The Army released suicide data today for the month of May. Among active-duty soldiers, there were nine potential suicides, and all remain under investigation. For April, the Army reported 10 potential suicides among active-duty soldiers. Since the release of that report, four have been confirmed as suicides, and six remain under investigation.
During May 2010, among reserve component soldiers who were not on active duty, there were 12 potential suicides: two have been confirmed and 10 remain under investigation. For April, among that same group, there were seven total suicides. Of those, two were confirmed as suicides and five are pending determination of the manner of death.
“The summer season traditionally represents the Army’s peak transition timeframe as soldiers, families and Department of the Army civilians relocate between commands and installations,” said Col. Chris Philbrick, director, Army Suicide Prevention Task Force. “This turbulent period often compounds the amount of stress faced by our Army and members of the Army family. Everyone needs to know that despite an increase of anxiety or pressure, help is readily available, especially during these transition periods.”
“We are making every effort to maintain contact with soldiers, families and civilians and sustain the Army’s efforts to provide comprehensive behavioral health resources and support,” Philbrick said. “We simply cannot afford to have any member of the Army family fall through the cracks when dealing with the additional stress transition.”
The Army has identified additional crisis intervention resources available to the Army community. Soldiers and families in need of crisis assistance are strongly encouraged to contact Military OneSource or the Defense Center of Excellence for Psychological Health and Traumatic Brain Injury Outreach Center (DCoE). Trained consultants are available from both organizations 24 hours a day, 7 days a week, 365 days a year.

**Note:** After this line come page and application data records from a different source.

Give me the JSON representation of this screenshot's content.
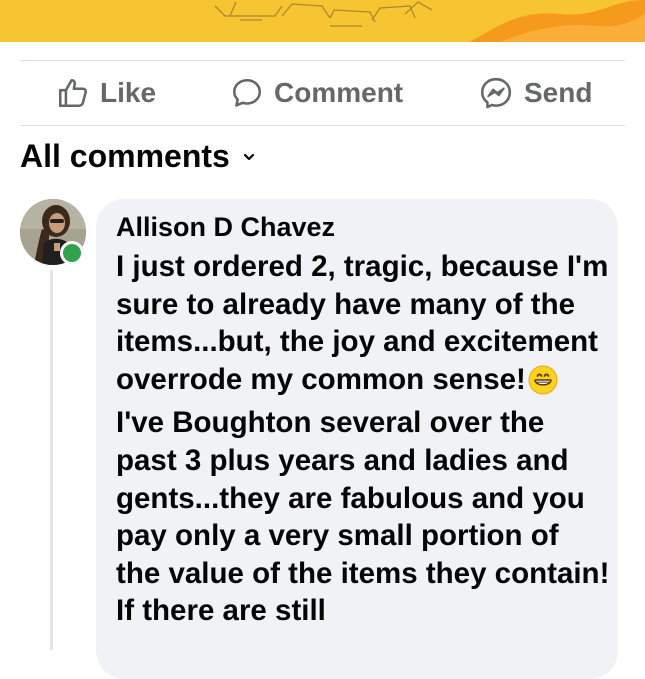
{
  "actions": {
    "like_label": "Like",
    "comment_label": "Comment",
    "send_label": "Send"
  },
  "comments_section": {
    "filter_label": "All comments"
  },
  "comment": {
    "author": "Allison D Chavez",
    "paragraph1": "I just ordered 2, tragic, because I'm sure to already have many of the items...but, the joy and excitement overrode my common sense!",
    "emoji": "grinning-face",
    "paragraph2": "I've Boughton several over the past 3 plus years and ladies and gents...they are fabulous and you pay only a very small portion of the value of the items they contain! If there are still"
  },
  "colors": {
    "banner": "#f7c531",
    "banner_accent": "#f59a1c",
    "bubble": "#f0f2f5",
    "action_text": "#65676b",
    "presence": "#31a24c"
  },
  "icons": [
    "thumbs-up-icon",
    "comment-icon",
    "messenger-icon",
    "chevron-down-icon",
    "grinning-face-emoji"
  ]
}
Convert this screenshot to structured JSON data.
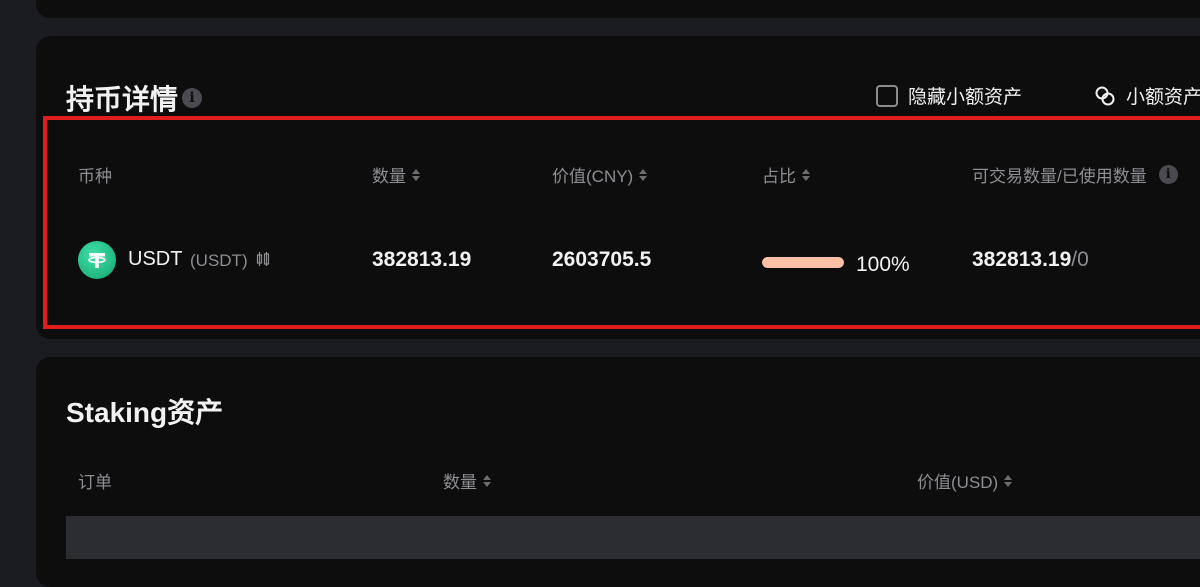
{
  "holdings": {
    "title": "持币详情",
    "info_icon": "i",
    "hide_small_label": "隐藏小额资产",
    "small_assets_label": "小额资产",
    "columns": {
      "coin": "币种",
      "quantity": "数量",
      "value": "价值(CNY)",
      "ratio": "占比",
      "available": "可交易数量/已使用数量"
    },
    "rows": [
      {
        "coin_name": "USDT",
        "coin_symbol": "(USDT)",
        "quantity": "382813.19",
        "value": "2603705.5",
        "ratio_fraction": 1.0,
        "ratio_text": "100%",
        "available": "382813.19",
        "available_sep": "/",
        "used": "0"
      }
    ]
  },
  "staking": {
    "title": "Staking资产",
    "columns": {
      "order": "订单",
      "quantity": "数量",
      "value": "价值(USD)"
    }
  },
  "colors": {
    "highlight": "#e01c1c",
    "ratio_bar": "#ffc0a8",
    "coin_green": "#26b882"
  },
  "icons": {
    "info": "info-icon",
    "sort": "sort-arrows-icon",
    "convert": "convert-icon",
    "coin": "usdt-coin-icon",
    "kline": "candlestick-icon"
  }
}
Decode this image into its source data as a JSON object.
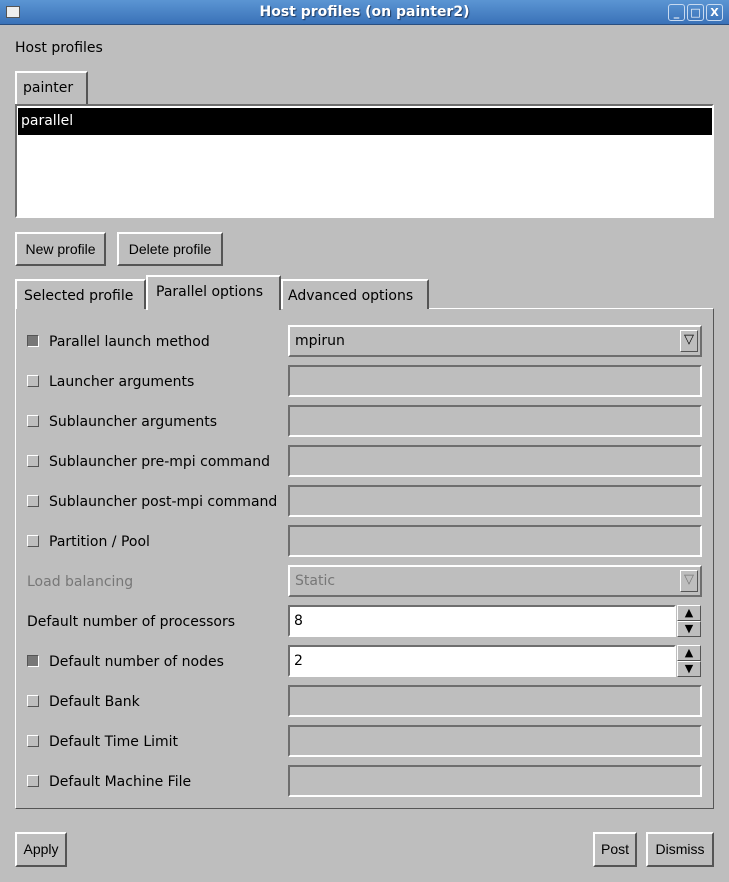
{
  "window": {
    "title": "Host profiles (on painter2)",
    "buttons": {
      "minimize": "_",
      "maximize": "□",
      "close": "X"
    }
  },
  "section_label": "Host profiles",
  "host_tabs": [
    {
      "label": "painter",
      "active": true
    }
  ],
  "profiles": [
    {
      "label": "parallel",
      "selected": true
    }
  ],
  "profile_buttons": {
    "new": "New profile",
    "delete": "Delete profile"
  },
  "option_tabs": [
    {
      "label": "Selected profile",
      "active": false
    },
    {
      "label": "Parallel options",
      "active": true
    },
    {
      "label": "Advanced options",
      "active": false
    }
  ],
  "options": {
    "launch_method": {
      "label": "Parallel launch method",
      "checked": true,
      "value": "mpirun"
    },
    "launcher_args": {
      "label": "Launcher arguments",
      "checked": false,
      "value": ""
    },
    "sublauncher_args": {
      "label": "Sublauncher arguments",
      "checked": false,
      "value": ""
    },
    "sublauncher_pre": {
      "label": "Sublauncher pre-mpi command",
      "checked": false,
      "value": ""
    },
    "sublauncher_post": {
      "label": "Sublauncher post-mpi command",
      "checked": false,
      "value": ""
    },
    "partition": {
      "label": "Partition / Pool",
      "checked": false,
      "value": ""
    },
    "load_balancing": {
      "label": "Load balancing",
      "enabled": false,
      "value": "Static"
    },
    "num_processors": {
      "label": "Default number of processors",
      "value": "8"
    },
    "num_nodes": {
      "label": "Default number of nodes",
      "checked": true,
      "value": "2"
    },
    "bank": {
      "label": "Default Bank",
      "checked": false,
      "value": ""
    },
    "time_limit": {
      "label": "Default Time Limit",
      "checked": false,
      "value": ""
    },
    "machine_file": {
      "label": "Default Machine File",
      "checked": false,
      "value": ""
    }
  },
  "footer": {
    "apply": "Apply",
    "post": "Post",
    "dismiss": "Dismiss"
  },
  "icons": {
    "combo_arrow": "▽",
    "spin_up": "▲",
    "spin_down": "▼"
  }
}
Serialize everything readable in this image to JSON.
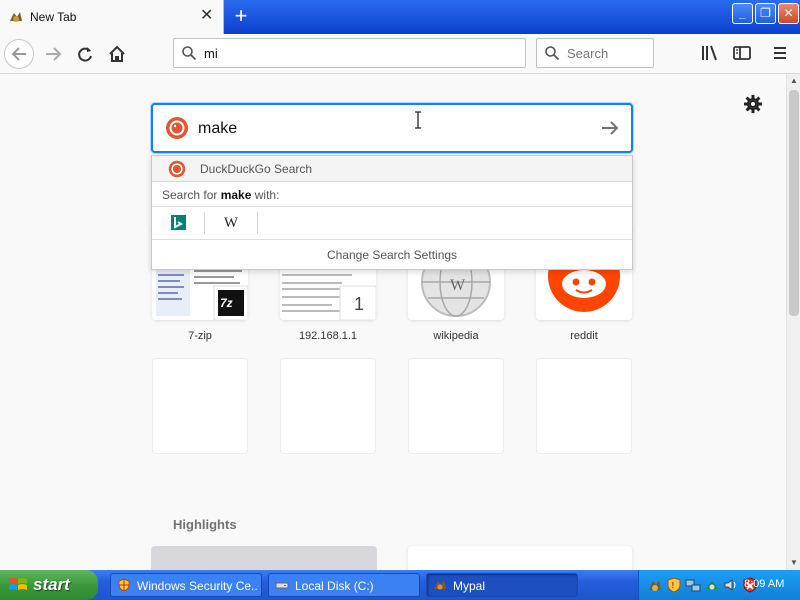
{
  "browser": {
    "tab_title": "New Tab",
    "url_value": "mi",
    "search_placeholder": "Search"
  },
  "search": {
    "value": "make",
    "engine_name": "DuckDuckGo Search",
    "search_for_prefix": "Search for",
    "search_term": "make",
    "search_for_suffix": "with:",
    "wiki_label": "W",
    "change_settings": "Change Search Settings"
  },
  "top_sites": [
    {
      "label": "7-zip",
      "badge": "7z"
    },
    {
      "label": "192.168.1.1",
      "badge": "1"
    },
    {
      "label": "wikipedia"
    },
    {
      "label": "reddit"
    }
  ],
  "highlights": {
    "title": "Highlights"
  },
  "taskbar": {
    "start_label": "start",
    "tasks": [
      {
        "label": "Windows Security Ce..."
      },
      {
        "label": "Local Disk (C:)"
      },
      {
        "label": "Mypal"
      }
    ],
    "clock": "8:09 AM"
  },
  "colors": {
    "accent": "#0a84ff",
    "reddit": "#ff4500",
    "bing": "#008373",
    "ddg": "#de5833"
  }
}
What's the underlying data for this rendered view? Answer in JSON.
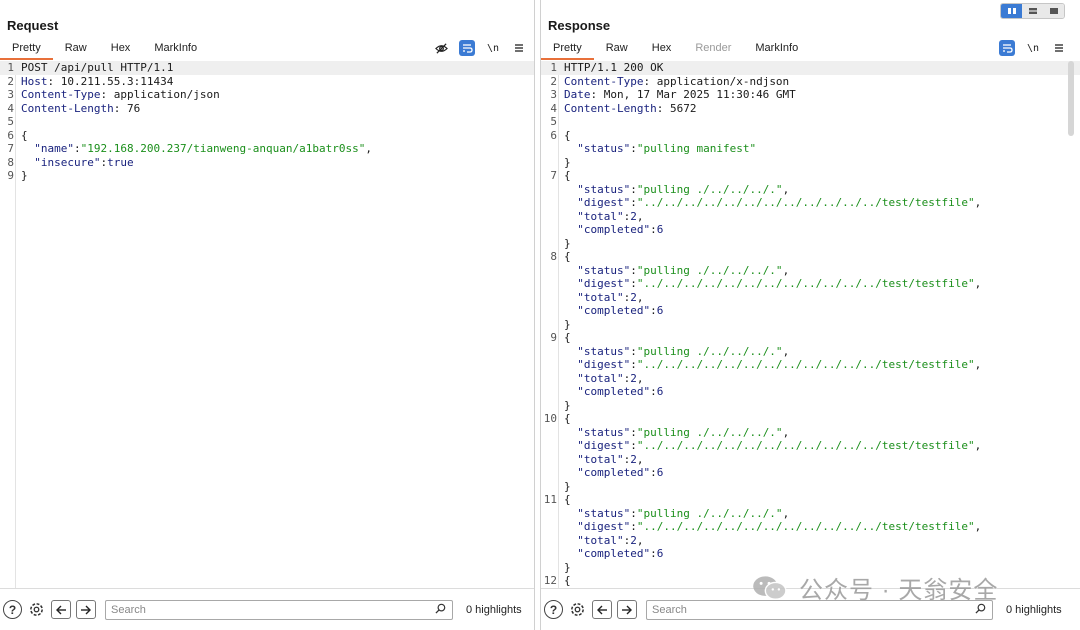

U.S. Department of Defense
Office of the Assistant Secretary of Defense (Public Affairs)